Don’t get me started on the psychosexual undertones in Judith Kerr’s The Tiger Who Came To Tea!
N is for Pablo Neruda
from I’m Explaining A Few Things
You are going to ask: and where are the lilacs?
and the poppy-petalled metaphysics?
and the rain repeatedly spattering
its words and drilling them full
of apertures and birds?
I’ll tell you all the news.
I lived in a suburb,
a suburb of Madrid, with bells,
and clocks, and trees.
[…full poem here…]
And you’ll ask: why doesn’t his poetry
speak of dreams and leaves
and the great volcanoes of his native land?
Come and see the blood in the streets.
Come and see
The blood in the streets.
Come and see the blood
In the streets!
O is for Osiris
Because when you’re in the world of words and stories and ideas about words and stories, you sometimes need a purgative, a palate-cleanser, and joining in the chorus of this funk monster should do the trick:
P is for Periphery
What’s everybody looking at? That’s not where your story is.
Q is for Quite
Or fairly, a number of, several, a few…
The trouble with omniscient narrators is that they think they know it all. No, actually, we think they know it all, we depend on that – it’s what we trade our hard-earned suspension of disbelief for. So when the narrative tells us that a place is “quite far away” or that there were “a few” people in the bar, there’s got to be a pretty good reason why we’re not being told the precise distance or number of customers. There was a pretty good reason for me using “pretty” to modify good in that last sentence – two, in fact: one, because it gives the tone of the blog the sense of motivational speaker urgency that seems to go down well; and two, because it sets off a little Larry David in my head, saying “Pret-tay, pret-tay, pret-tay good!” and that makes me smile.
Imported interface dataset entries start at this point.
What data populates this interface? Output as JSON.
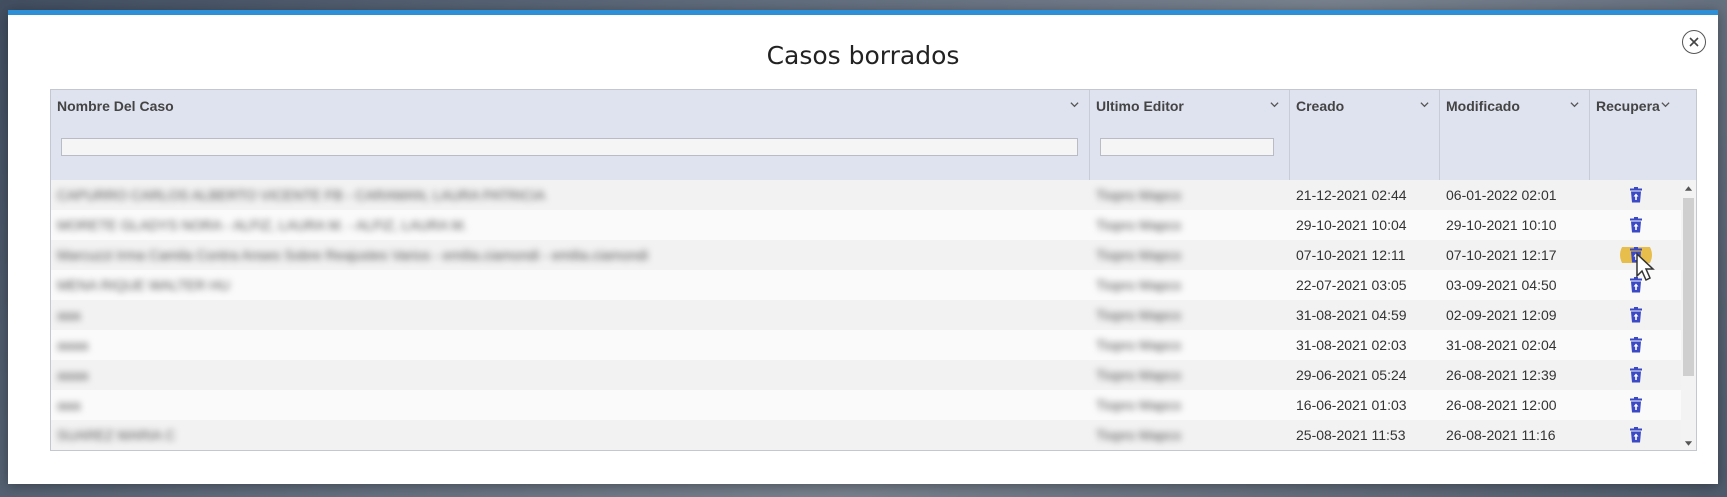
{
  "dialog": {
    "title": "Casos borrados"
  },
  "columns": [
    {
      "label": "Nombre Del Caso",
      "filter": ""
    },
    {
      "label": "Ultimo Editor",
      "filter": ""
    },
    {
      "label": "Creado"
    },
    {
      "label": "Modificado"
    },
    {
      "label": "Recupera"
    }
  ],
  "accent_color": "#2f8fd6",
  "restore_icon_color": "#3b49c4",
  "rows": [
    {
      "name": "CAPURRO CARLOS ALBERTO VICENTE FB - CARAMAN, LAURA PATRICIA",
      "editor": "Tiopro Mapco",
      "created": "21-12-2021 02:44",
      "modified": "06-01-2022 02:01",
      "hover": false
    },
    {
      "name": "MORETE GLADYS NORA - ALFIZ, LAURA M. - ALFIZ, LAURA M.",
      "editor": "Tiopro Mapco",
      "created": "29-10-2021 10:04",
      "modified": "29-10-2021 10:10",
      "hover": false
    },
    {
      "name": "Marcuzzi Irma Camila Contra Anses Sobre Reajustes Varios - emilia.ciamondi - emilia.ciamondi",
      "editor": "Tiopro Mapco",
      "created": "07-10-2021 12:11",
      "modified": "07-10-2021 12:17",
      "hover": true
    },
    {
      "name": "MENA RIQUE WALTER HU",
      "editor": "Tiopro Mapco",
      "created": "22-07-2021 03:05",
      "modified": "03-09-2021 04:50",
      "hover": false
    },
    {
      "name": "aaa",
      "editor": "Tiopro Mapco",
      "created": "31-08-2021 04:59",
      "modified": "02-09-2021 12:09",
      "hover": false
    },
    {
      "name": "aaaa",
      "editor": "Tiopro Mapco",
      "created": "31-08-2021 02:03",
      "modified": "31-08-2021 02:04",
      "hover": false
    },
    {
      "name": "aaaa",
      "editor": "Tiopro Mapco",
      "created": "29-06-2021 05:24",
      "modified": "26-08-2021 12:39",
      "hover": false
    },
    {
      "name": "aaa",
      "editor": "Tiopro Mapco",
      "created": "16-06-2021 01:03",
      "modified": "26-08-2021 12:00",
      "hover": false
    },
    {
      "name": "SUAREZ MARIA C",
      "editor": "Tiopro Mapco",
      "created": "25-08-2021 11:53",
      "modified": "26-08-2021 11:16",
      "hover": false
    }
  ]
}
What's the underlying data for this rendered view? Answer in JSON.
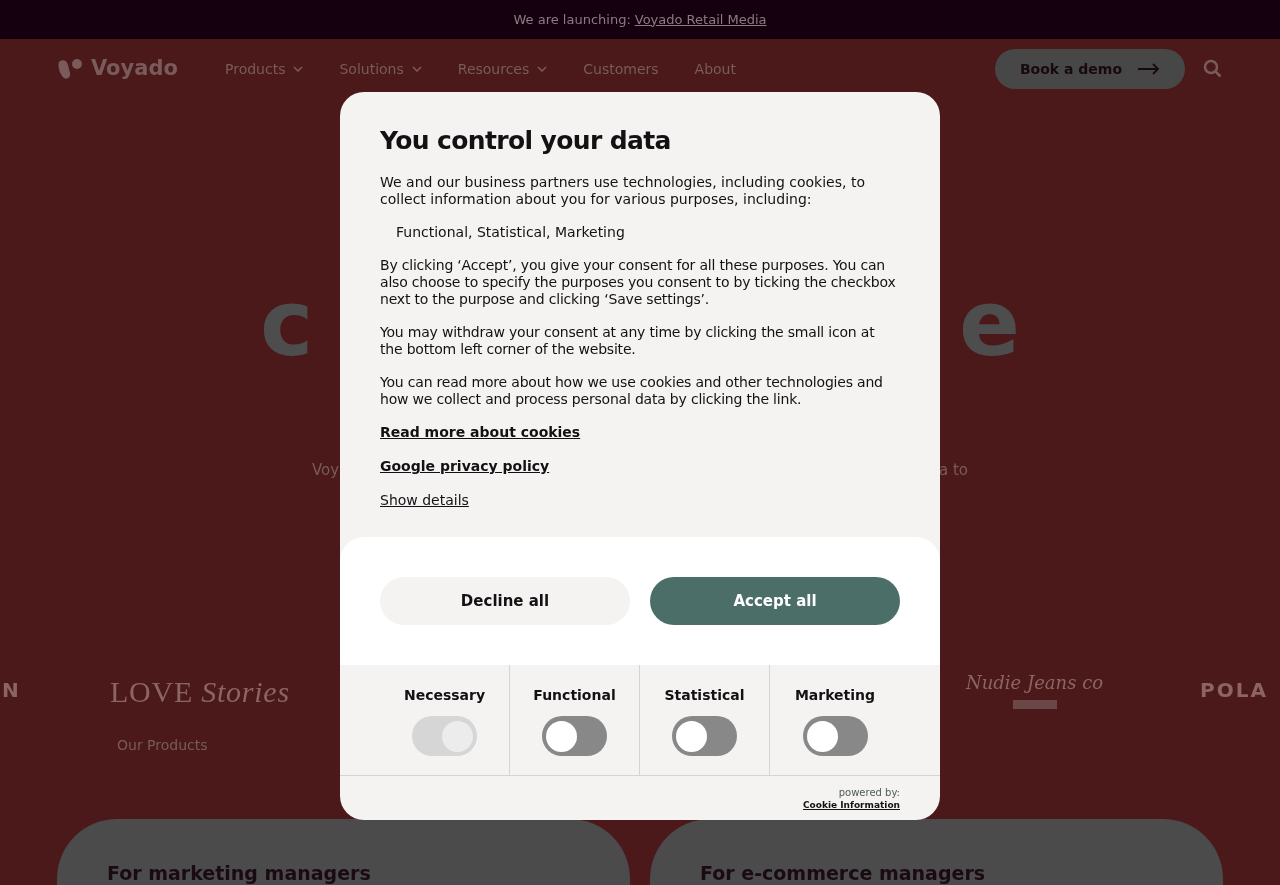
{
  "announcement": {
    "text": "We are launching:",
    "link": "Voyado Retail Media"
  },
  "nav": {
    "logo": "Voyado",
    "items": [
      {
        "label": "Products",
        "dropdown": true
      },
      {
        "label": "Solutions",
        "dropdown": true
      },
      {
        "label": "Resources",
        "dropdown": true
      },
      {
        "label": "Customers",
        "dropdown": false
      },
      {
        "label": "About",
        "dropdown": false
      }
    ],
    "cta": "Book a demo"
  },
  "hero": {
    "headline_left": "c",
    "headline_right": "e",
    "subtitle_left": "Voy",
    "subtitle_right": "a to"
  },
  "logos": [
    {
      "kind": "plain",
      "text": "N"
    },
    {
      "kind": "serif",
      "text": "LOVE *Stories*"
    },
    {
      "kind": "script",
      "text": "Nudie Jeans co"
    },
    {
      "kind": "plain",
      "text": "POLA"
    }
  ],
  "section_label": "Our Products",
  "cards": [
    "For marketing managers",
    "For e-commerce managers"
  ],
  "consent": {
    "title": "You control your data",
    "intro": "We and our business partners use technologies, including cookies, to collect information about you for various purposes, including:",
    "purposes": "Functional, Statistical, Marketing",
    "paragraphs": [
      "By clicking ‘Accept’, you give your consent for all these purposes. You can also choose to specify the purposes you consent to by ticking the checkbox next to the purpose and clicking ‘Save settings’.",
      "You may withdraw your consent at any time by clicking the small icon at the bottom left corner of the website.",
      "You can read more about how we use cookies and other technologies and how we collect and process personal data by clicking the link."
    ],
    "links": [
      "Read more about cookies",
      "Google privacy policy"
    ],
    "show_details": "Show details",
    "decline": "Decline all",
    "accept": "Accept all",
    "toggles": [
      {
        "label": "Necessary",
        "on": true,
        "disabled": true
      },
      {
        "label": "Functional",
        "on": false,
        "disabled": false
      },
      {
        "label": "Statistical",
        "on": false,
        "disabled": false
      },
      {
        "label": "Marketing",
        "on": false,
        "disabled": false
      }
    ],
    "powered_by": "powered by:",
    "provider": "Cookie Information"
  }
}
All these weak adjectives have their place, of course, when you need an adjective to express a personal attitude towards a quality or quantity being described, but if you want to give your reader information, and you want them to pay attention to that information, then if it’s quite important that it’s quite accurate, you’re diminishing your intended impact.
R is for Rainy Day In The Park
Bruce Robinson’s 1987 film, Withnail and I, ends with this, the moment Richard E. Grant will carry with him as evidence when he’s claiming a comfortable seat with which to see out the afterlife. Forget everything you know and have ever quoted from this film. Go to that park, stand in that rain, see that man with the umbrella, hear him shouting, and then listen to what he’s saying – your story starts where this one stops.